Data records for software interfaces
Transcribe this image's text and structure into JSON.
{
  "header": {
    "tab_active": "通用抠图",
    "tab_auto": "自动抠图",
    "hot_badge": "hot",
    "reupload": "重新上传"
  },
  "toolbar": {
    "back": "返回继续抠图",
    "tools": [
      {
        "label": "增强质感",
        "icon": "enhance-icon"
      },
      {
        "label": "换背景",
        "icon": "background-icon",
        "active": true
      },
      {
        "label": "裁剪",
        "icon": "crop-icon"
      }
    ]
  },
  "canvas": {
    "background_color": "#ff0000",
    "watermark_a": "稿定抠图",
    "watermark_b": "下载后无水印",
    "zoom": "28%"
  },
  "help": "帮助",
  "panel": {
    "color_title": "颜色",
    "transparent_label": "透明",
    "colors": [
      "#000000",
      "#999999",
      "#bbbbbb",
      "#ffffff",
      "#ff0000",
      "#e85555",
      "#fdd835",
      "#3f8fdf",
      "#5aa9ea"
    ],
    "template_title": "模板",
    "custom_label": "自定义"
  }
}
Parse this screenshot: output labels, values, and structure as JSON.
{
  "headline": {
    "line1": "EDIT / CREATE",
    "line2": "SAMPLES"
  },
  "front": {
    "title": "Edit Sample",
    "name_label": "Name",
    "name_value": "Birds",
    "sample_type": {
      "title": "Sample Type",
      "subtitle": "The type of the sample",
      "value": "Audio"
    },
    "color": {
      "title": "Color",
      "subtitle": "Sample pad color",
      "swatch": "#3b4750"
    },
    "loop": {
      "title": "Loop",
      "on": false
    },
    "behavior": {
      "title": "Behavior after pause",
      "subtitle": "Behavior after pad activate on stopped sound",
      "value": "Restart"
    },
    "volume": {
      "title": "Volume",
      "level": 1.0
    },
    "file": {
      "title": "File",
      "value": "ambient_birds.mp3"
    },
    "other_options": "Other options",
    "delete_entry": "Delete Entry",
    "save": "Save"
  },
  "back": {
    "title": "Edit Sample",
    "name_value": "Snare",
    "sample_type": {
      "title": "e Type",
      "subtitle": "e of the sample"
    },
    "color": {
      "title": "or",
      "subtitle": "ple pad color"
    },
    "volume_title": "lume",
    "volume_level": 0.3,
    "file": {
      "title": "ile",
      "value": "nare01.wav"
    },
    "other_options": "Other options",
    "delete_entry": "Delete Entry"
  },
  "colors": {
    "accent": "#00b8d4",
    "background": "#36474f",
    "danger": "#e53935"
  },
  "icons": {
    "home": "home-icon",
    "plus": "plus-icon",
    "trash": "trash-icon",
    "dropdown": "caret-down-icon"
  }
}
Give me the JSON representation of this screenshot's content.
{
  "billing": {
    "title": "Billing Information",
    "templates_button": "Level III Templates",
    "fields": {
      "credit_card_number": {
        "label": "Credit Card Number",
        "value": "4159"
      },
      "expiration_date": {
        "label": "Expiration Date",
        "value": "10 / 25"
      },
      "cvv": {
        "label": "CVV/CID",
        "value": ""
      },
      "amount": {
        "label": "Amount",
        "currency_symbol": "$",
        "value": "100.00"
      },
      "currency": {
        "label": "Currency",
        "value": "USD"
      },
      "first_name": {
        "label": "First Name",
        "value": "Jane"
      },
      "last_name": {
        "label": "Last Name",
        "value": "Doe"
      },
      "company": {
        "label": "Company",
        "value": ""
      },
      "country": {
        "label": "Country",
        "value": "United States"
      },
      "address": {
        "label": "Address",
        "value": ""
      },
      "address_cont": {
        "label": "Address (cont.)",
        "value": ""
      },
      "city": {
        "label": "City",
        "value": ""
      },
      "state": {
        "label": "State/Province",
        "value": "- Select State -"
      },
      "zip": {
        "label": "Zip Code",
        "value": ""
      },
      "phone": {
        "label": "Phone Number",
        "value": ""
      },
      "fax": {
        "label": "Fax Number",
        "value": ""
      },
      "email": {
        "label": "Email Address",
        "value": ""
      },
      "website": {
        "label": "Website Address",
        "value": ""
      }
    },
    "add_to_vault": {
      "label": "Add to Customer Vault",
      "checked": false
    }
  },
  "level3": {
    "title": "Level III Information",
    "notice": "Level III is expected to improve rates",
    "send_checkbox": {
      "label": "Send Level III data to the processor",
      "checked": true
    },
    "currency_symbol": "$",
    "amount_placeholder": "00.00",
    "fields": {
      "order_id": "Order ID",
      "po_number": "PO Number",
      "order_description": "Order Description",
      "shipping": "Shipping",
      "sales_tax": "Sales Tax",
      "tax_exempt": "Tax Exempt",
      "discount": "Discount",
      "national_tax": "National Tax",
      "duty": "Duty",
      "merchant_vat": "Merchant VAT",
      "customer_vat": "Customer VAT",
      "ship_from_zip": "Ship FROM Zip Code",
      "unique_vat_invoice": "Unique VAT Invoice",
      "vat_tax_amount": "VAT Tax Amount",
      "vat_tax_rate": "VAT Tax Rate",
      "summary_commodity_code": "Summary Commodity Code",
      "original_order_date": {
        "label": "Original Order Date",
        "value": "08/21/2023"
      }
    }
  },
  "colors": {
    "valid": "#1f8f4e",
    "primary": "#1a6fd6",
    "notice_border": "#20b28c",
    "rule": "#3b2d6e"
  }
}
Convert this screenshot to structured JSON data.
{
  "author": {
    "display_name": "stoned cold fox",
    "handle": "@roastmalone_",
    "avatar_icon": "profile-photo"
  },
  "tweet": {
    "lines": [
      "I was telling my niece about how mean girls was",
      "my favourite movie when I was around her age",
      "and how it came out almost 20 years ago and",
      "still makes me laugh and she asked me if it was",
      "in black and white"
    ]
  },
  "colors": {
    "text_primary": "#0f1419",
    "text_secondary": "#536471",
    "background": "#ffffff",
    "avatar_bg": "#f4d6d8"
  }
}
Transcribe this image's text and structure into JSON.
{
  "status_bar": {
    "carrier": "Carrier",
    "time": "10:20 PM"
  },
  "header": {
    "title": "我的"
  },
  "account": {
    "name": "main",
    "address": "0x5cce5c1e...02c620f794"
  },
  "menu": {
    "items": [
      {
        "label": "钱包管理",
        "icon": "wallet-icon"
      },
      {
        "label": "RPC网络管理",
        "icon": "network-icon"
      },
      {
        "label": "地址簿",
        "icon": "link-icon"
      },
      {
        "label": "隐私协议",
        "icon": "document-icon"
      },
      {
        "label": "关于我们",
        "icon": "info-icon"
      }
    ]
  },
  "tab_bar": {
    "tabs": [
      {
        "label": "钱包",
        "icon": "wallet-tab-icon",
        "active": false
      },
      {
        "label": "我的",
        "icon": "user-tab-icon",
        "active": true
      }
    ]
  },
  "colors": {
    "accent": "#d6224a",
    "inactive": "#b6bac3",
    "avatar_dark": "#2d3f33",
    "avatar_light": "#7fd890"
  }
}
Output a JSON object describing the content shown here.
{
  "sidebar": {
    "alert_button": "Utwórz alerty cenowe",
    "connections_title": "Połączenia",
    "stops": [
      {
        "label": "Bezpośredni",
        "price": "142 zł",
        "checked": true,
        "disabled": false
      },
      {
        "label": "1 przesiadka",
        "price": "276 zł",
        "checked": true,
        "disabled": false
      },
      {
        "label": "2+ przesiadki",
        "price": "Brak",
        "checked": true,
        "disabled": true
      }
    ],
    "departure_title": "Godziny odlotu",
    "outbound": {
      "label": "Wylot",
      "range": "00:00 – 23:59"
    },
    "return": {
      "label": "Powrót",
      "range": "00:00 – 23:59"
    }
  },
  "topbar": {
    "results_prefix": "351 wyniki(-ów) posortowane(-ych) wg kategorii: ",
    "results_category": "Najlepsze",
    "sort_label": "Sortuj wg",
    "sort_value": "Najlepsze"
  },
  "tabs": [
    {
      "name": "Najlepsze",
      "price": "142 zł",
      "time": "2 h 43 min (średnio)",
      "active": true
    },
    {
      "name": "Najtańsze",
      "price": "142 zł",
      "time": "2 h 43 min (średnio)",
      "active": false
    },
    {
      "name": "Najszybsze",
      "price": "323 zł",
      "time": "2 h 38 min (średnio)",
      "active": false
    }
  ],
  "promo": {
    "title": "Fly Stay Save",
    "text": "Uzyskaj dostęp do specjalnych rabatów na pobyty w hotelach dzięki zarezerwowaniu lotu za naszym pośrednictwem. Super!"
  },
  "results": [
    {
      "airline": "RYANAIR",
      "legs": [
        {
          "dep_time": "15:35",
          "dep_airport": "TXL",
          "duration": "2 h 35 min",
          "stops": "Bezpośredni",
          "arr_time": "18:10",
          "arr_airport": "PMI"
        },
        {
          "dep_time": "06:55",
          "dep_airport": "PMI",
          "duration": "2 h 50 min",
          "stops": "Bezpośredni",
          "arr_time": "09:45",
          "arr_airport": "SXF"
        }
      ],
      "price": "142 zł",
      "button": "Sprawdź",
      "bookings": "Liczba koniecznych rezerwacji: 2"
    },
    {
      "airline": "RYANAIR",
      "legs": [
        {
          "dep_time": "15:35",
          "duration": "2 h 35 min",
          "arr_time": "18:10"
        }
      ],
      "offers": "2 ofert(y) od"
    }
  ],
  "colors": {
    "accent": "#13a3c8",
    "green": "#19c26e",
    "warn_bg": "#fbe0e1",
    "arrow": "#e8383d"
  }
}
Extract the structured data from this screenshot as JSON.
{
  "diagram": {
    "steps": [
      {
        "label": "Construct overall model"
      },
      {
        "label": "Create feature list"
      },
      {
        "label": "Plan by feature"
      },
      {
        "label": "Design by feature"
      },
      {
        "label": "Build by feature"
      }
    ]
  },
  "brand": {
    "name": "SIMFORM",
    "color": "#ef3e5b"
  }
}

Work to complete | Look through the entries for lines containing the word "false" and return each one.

Reply to the exercise |
      "on": false
      "checked": false
        "active": false
        "disabled": false
        "disabled": false
      "active": false
      "active": false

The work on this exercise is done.